Moving forward to the present day from my last nostalgic post, let me start my 2015 trip off with a general post on one of my favourite places in Hong Kong; Happy Valley.
To those who picture typical Hong Kong, Happy Valley is quite different. My relatives describes it as the closest place to a typical English village in Hong Kong (and why they’ve made it their home for the last 17-odd years). Happy Valley is quiet, small, has a lovely sense of community and most people seem to know each other when you walk around the Valley.
The name ‘Happy Valley’ came about around the beginning of British colonial rule in 1841. Around then, many soldiers in the area died of malaria, although their cause of death was unknown at the time. The valley became a burial ground for the dead, and from there it acquired the name ‘Happy Valley’ – a euphemism for cemeteries.
It was only a couple of years later when the British decided to build a horseracing course in the Valley and in 1845, the world famous Happy Valley Racehorse opened. Having never been before, I was lucky enough to go in style during this visit – my family were going to an event there in one of the private boxes and they kindly invited me as their plus one!
Happy Valley might not look like the beautiful leafy picturesque villages of the English countryside but it really is a gem amongst the city chaos of Hong Kong. Happy Valley is a very short journey away from Repulse Bay and Stanley, where the views from the steep mountain roads looking down on the leafy valleys, picturesque white buildings and the beautiful blue seafront are stunning. If you entered Hong Kong blindly and then opened your eyes whilst standing over Repulse Bay, there’s not a chance you would think you’re in Hong Kong. Absolutely serene. Repulse Bay is definitely a very misleading name!
Happy Valley itself is also situated right amongst some insane hills (although in the residential parts, all paved and concreted over) so you really need to have a pair of mountain goat legs on you!
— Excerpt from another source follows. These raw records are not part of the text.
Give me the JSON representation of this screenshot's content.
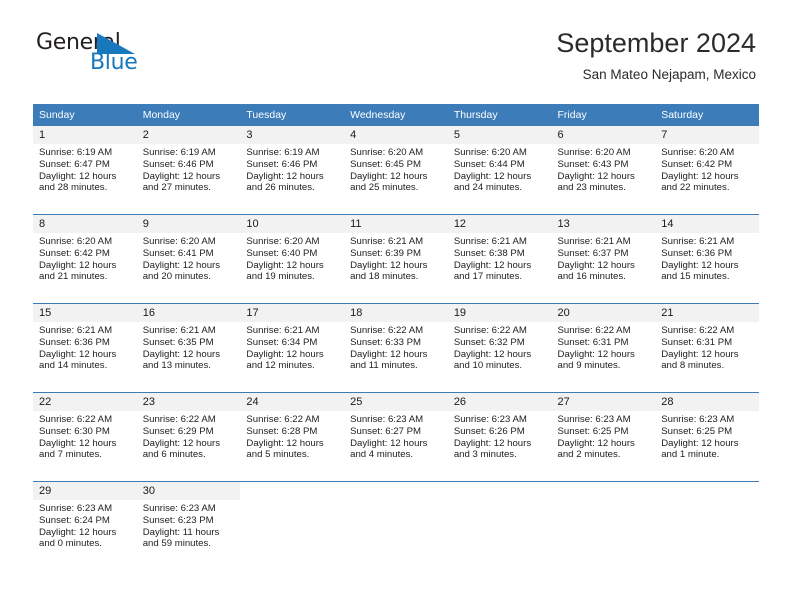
{
  "brand": {
    "name_top": "General",
    "name_bottom": "Blue",
    "triangle_icon": "blue-triangle-icon",
    "accent_color": "#1878be"
  },
  "header": {
    "title": "September 2024",
    "subtitle": "San Mateo Nejapam, Mexico"
  },
  "calendar": {
    "header_bg": "#3c7cb9",
    "daynum_bg": "#f2f2f2",
    "weekday_headers": [
      "Sunday",
      "Monday",
      "Tuesday",
      "Wednesday",
      "Thursday",
      "Friday",
      "Saturday"
    ],
    "weeks": [
      [
        {
          "day": "1",
          "sunrise": "Sunrise: 6:19 AM",
          "sunset": "Sunset: 6:47 PM",
          "daylight_line1": "Daylight: 12 hours",
          "daylight_line2": "and 28 minutes."
        },
        {
          "day": "2",
          "sunrise": "Sunrise: 6:19 AM",
          "sunset": "Sunset: 6:46 PM",
          "daylight_line1": "Daylight: 12 hours",
          "daylight_line2": "and 27 minutes."
        },
        {
          "day": "3",
          "sunrise": "Sunrise: 6:19 AM",
          "sunset": "Sunset: 6:46 PM",
          "daylight_line1": "Daylight: 12 hours",
          "daylight_line2": "and 26 minutes."
        },
        {
          "day": "4",
          "sunrise": "Sunrise: 6:20 AM",
          "sunset": "Sunset: 6:45 PM",
          "daylight_line1": "Daylight: 12 hours",
          "daylight_line2": "and 25 minutes."
        },
        {
          "day": "5",
          "sunrise": "Sunrise: 6:20 AM",
          "sunset": "Sunset: 6:44 PM",
          "daylight_line1": "Daylight: 12 hours",
          "daylight_line2": "and 24 minutes."
        },
        {
          "day": "6",
          "sunrise": "Sunrise: 6:20 AM",
          "sunset": "Sunset: 6:43 PM",
          "daylight_line1": "Daylight: 12 hours",
          "daylight_line2": "and 23 minutes."
        },
        {
          "day": "7",
          "sunrise": "Sunrise: 6:20 AM",
          "sunset": "Sunset: 6:42 PM",
          "daylight_line1": "Daylight: 12 hours",
          "daylight_line2": "and 22 minutes."
        }
      ],
      [
        {
          "day": "8",
          "sunrise": "Sunrise: 6:20 AM",
          "sunset": "Sunset: 6:42 PM",
          "daylight_line1": "Daylight: 12 hours",
          "daylight_line2": "and 21 minutes."
        },
        {
          "day": "9",
          "sunrise": "Sunrise: 6:20 AM",
          "sunset": "Sunset: 6:41 PM",
          "daylight_line1": "Daylight: 12 hours",
          "daylight_line2": "and 20 minutes."
        },
        {
          "day": "10",
          "sunrise": "Sunrise: 6:20 AM",
          "sunset": "Sunset: 6:40 PM",
          "daylight_line1": "Daylight: 12 hours",
          "daylight_line2": "and 19 minutes."
        },
        {
          "day": "11",
          "sunrise": "Sunrise: 6:21 AM",
          "sunset": "Sunset: 6:39 PM",
          "daylight_line1": "Daylight: 12 hours",
          "daylight_line2": "and 18 minutes."
        },
        {
          "day": "12",
          "sunrise": "Sunrise: 6:21 AM",
          "sunset": "Sunset: 6:38 PM",
          "daylight_line1": "Daylight: 12 hours",
          "daylight_line2": "and 17 minutes."
        },
        {
          "day": "13",
          "sunrise": "Sunrise: 6:21 AM",
          "sunset": "Sunset: 6:37 PM",
          "daylight_line1": "Daylight: 12 hours",
          "daylight_line2": "and 16 minutes."
        },
        {
          "day": "14",
          "sunrise": "Sunrise: 6:21 AM",
          "sunset": "Sunset: 6:36 PM",
          "daylight_line1": "Daylight: 12 hours",
          "daylight_line2": "and 15 minutes."
        }
      ],
      [
        {
          "day": "15",
          "sunrise": "Sunrise: 6:21 AM",
          "sunset": "Sunset: 6:36 PM",
          "daylight_line1": "Daylight: 12 hours",
          "daylight_line2": "and 14 minutes."
        },
        {
          "day": "16",
          "sunrise": "Sunrise: 6:21 AM",
          "sunset": "Sunset: 6:35 PM",
          "daylight_line1": "Daylight: 12 hours",
          "daylight_line2": "and 13 minutes."
        },
        {
          "day": "17",
          "sunrise": "Sunrise: 6:21 AM",
          "sunset": "Sunset: 6:34 PM",
          "daylight_line1": "Daylight: 12 hours",
          "daylight_line2": "and 12 minutes."
        },
        {
          "day": "18",
          "sunrise": "Sunrise: 6:22 AM",
          "sunset": "Sunset: 6:33 PM",
          "daylight_line1": "Daylight: 12 hours",
          "daylight_line2": "and 11 minutes."
        },
        {
          "day": "19",
          "sunrise": "Sunrise: 6:22 AM",
          "sunset": "Sunset: 6:32 PM",
          "daylight_line1": "Daylight: 12 hours",
          "daylight_line2": "and 10 minutes."
        },
        {
          "day": "20",
          "sunrise": "Sunrise: 6:22 AM",
          "sunset": "Sunset: 6:31 PM",
          "daylight_line1": "Daylight: 12 hours",
          "daylight_line2": "and 9 minutes."
        },
        {
          "day": "21",
          "sunrise": "Sunrise: 6:22 AM",
          "sunset": "Sunset: 6:31 PM",
          "daylight_line1": "Daylight: 12 hours",
          "daylight_line2": "and 8 minutes."
        }
      ],
      [
        {
          "day": "22",
          "sunrise": "Sunrise: 6:22 AM",
          "sunset": "Sunset: 6:30 PM",
          "daylight_line1": "Daylight: 12 hours",
          "daylight_line2": "and 7 minutes."
        },
        {
          "day": "23",
          "sunrise": "Sunrise: 6:22 AM",
          "sunset": "Sunset: 6:29 PM",
          "daylight_line1": "Daylight: 12 hours",
          "daylight_line2": "and 6 minutes."
        },
        {
          "day": "24",
          "sunrise": "Sunrise: 6:22 AM",
          "sunset": "Sunset: 6:28 PM",
          "daylight_line1": "Daylight: 12 hours",
          "daylight_line2": "and 5 minutes."
        },
        {
          "day": "25",
          "sunrise": "Sunrise: 6:23 AM",
          "sunset": "Sunset: 6:27 PM",
          "daylight_line1": "Daylight: 12 hours",
          "daylight_line2": "and 4 minutes."
        },
        {
          "day": "26",
          "sunrise": "Sunrise: 6:23 AM",
          "sunset": "Sunset: 6:26 PM",
          "daylight_line1": "Daylight: 12 hours",
          "daylight_line2": "and 3 minutes."
        },
        {
          "day": "27",
          "sunrise": "Sunrise: 6:23 AM",
          "sunset": "Sunset: 6:25 PM",
          "daylight_line1": "Daylight: 12 hours",
          "daylight_line2": "and 2 minutes."
        },
        {
          "day": "28",
          "sunrise": "Sunrise: 6:23 AM",
          "sunset": "Sunset: 6:25 PM",
          "daylight_line1": "Daylight: 12 hours",
          "daylight_line2": "and 1 minute."
        }
      ],
      [
        {
          "day": "29",
          "sunrise": "Sunrise: 6:23 AM",
          "sunset": "Sunset: 6:24 PM",
          "daylight_line1": "Daylight: 12 hours",
          "daylight_line2": "and 0 minutes."
        },
        {
          "day": "30",
          "sunrise": "Sunrise: 6:23 AM",
          "sunset": "Sunset: 6:23 PM",
          "daylight_line1": "Daylight: 11 hours",
          "daylight_line2": "and 59 minutes."
        },
        {
          "day": "",
          "sunrise": "",
          "sunset": "",
          "daylight_line1": "",
          "daylight_line2": ""
        },
        {
          "day": "",
          "sunrise": "",
          "sunset": "",
          "daylight_line1": "",
          "daylight_line2": ""
        },
        {
          "day": "",
          "sunrise": "",
          "sunset": "",
          "daylight_line1": "",
          "daylight_line2": ""
        },
        {
          "day": "",
          "sunrise": "",
          "sunset": "",
          "daylight_line1": "",
          "daylight_line2": ""
        },
        {
          "day": "",
          "sunrise": "",
          "sunset": "",
          "daylight_line1": "",
          "daylight_line2": ""
        }
      ]
    ]
  }
}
Walking up those hills in the midday humid heat is definitely a challenge. (Thank goodness for cheap taxis…).
I think one of my greatest triumphs in Hong Kong was when I got in a taxi to go back home to Happy Valley and I managed to tell the driver my address all in Cantonese! And sure enough, I ended up back home. “Paau maa dei, gei lin fong, haa gei lin fong. M goi saai!” “跑馬地,箕璉坊, 下箕璉坊, 唔該晒!” “Happy Valley, Green Lane, Lower Green Lane. Please/Thank you very much!” So there we are, my favourite place in Hong Kong. Home away from home. Have you been to Hong Kong before? What’s your favourite place there?